=== Begin Enclosure ===

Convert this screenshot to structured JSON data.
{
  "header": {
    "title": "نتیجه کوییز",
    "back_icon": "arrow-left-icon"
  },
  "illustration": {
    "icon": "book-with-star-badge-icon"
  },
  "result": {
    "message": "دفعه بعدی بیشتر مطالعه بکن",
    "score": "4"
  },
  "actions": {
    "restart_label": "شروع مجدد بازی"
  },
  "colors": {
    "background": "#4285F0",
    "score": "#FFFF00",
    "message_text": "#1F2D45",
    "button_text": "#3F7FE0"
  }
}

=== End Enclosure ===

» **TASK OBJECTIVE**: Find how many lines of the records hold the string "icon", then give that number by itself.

» **EXERCISE OUTPUT**: 2